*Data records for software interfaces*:
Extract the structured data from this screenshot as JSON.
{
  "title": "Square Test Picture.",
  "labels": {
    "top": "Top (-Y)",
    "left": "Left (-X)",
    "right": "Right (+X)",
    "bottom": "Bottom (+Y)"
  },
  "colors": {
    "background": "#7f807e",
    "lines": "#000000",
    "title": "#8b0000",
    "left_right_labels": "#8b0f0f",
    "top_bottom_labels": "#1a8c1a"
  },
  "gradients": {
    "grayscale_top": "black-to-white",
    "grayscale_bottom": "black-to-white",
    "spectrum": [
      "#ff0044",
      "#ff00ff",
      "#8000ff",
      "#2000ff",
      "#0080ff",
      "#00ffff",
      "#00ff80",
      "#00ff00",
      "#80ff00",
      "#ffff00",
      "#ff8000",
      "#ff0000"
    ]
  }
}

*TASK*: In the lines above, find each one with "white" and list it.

*OUTPUT*:
    "grayscale_top": "black-to-white",
    "grayscale_bottom": "black-to-white",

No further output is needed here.